◆ **The problem**
Select all lines holding the word "associated" from the entries that follow.

━━ Provided data

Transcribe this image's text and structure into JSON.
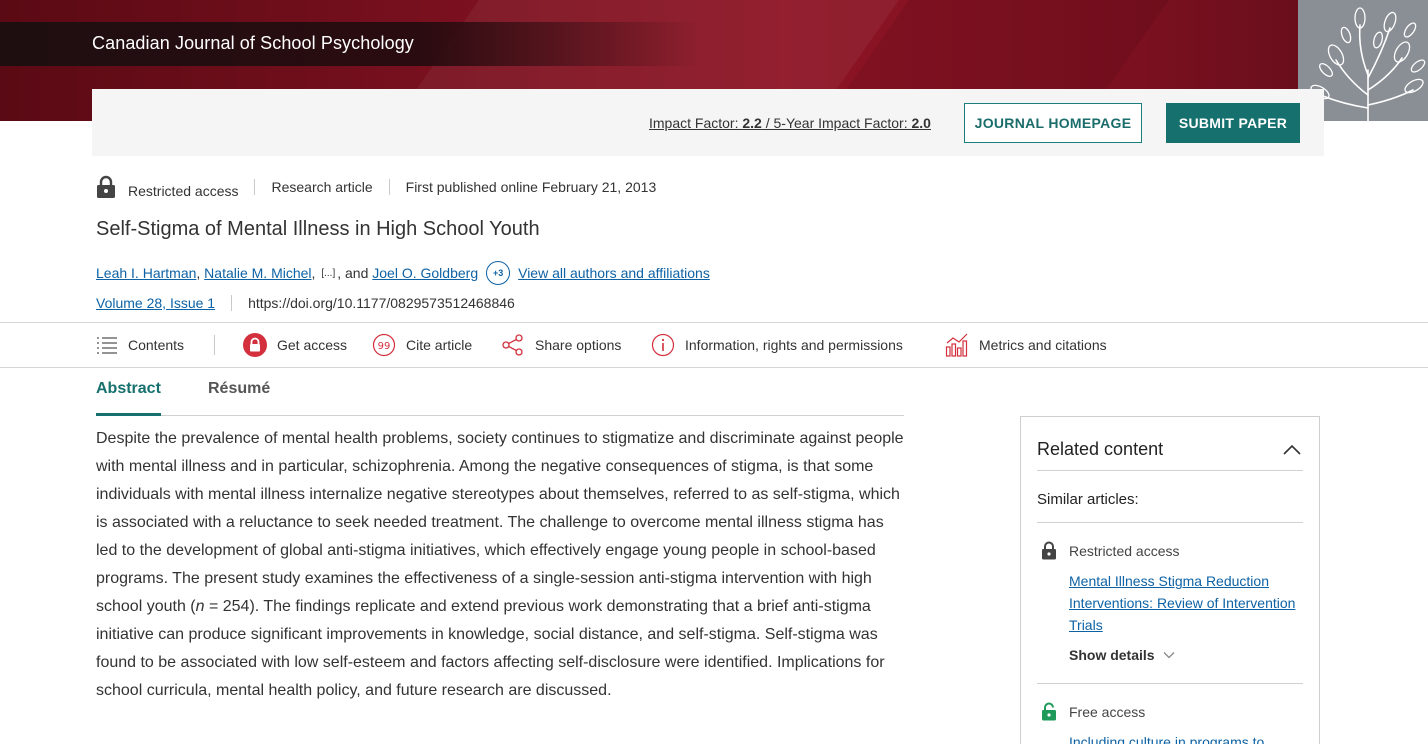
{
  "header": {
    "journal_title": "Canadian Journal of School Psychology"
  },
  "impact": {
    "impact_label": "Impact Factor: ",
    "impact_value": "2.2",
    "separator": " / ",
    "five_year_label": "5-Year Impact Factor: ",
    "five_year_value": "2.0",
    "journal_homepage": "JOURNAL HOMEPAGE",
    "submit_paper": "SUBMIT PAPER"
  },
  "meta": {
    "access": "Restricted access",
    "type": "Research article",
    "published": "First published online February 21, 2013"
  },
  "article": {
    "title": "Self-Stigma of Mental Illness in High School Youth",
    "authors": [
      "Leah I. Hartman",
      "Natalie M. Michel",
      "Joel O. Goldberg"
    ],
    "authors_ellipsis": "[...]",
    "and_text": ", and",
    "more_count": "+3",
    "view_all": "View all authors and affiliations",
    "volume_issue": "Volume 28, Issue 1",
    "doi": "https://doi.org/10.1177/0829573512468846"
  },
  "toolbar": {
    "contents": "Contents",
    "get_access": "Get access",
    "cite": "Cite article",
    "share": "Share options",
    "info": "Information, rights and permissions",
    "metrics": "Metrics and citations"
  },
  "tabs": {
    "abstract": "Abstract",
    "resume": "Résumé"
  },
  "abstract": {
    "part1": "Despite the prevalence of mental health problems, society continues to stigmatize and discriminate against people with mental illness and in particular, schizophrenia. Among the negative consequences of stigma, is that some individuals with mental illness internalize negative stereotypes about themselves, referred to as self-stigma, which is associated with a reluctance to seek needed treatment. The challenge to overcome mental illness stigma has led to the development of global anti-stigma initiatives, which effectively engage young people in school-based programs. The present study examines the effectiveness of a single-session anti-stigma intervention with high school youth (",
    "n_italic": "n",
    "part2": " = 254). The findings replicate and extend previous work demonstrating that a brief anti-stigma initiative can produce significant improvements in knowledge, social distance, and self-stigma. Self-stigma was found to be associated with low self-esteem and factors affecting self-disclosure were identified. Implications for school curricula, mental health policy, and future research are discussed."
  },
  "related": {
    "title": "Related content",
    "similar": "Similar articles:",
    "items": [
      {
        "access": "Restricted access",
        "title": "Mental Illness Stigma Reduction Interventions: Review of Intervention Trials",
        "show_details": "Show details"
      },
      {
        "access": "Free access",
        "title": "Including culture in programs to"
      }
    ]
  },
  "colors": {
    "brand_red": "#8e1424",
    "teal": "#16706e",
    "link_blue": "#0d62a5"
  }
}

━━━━

◆ **Response area**
    "part1": "Despite the prevalence of mental health problems, society continues to stigmatize and discriminate against people with mental illness and in particular, schizophrenia. Among the negative consequences of stigma, is that some individuals with mental illness internalize negative stereotypes about themselves, referred to as self-stigma, which is associated with a reluctance to seek needed treatment. The challenge to overcome mental illness stigma has led to the development of global anti-stigma initiatives, which effectively engage young people in school-based programs. The present study examines the effectiveness of a single-session anti-stigma intervention with high school youth (",
    "part2": " = 254). The findings replicate and extend previous work demonstrating that a brief anti-stigma initiative can produce significant improvements in knowledge, social distance, and self-stigma. Self-stigma was found to be associated with low self-esteem and factors affecting self-disclosure were identified. Implications for school curricula, mental health policy, and future research are discussed."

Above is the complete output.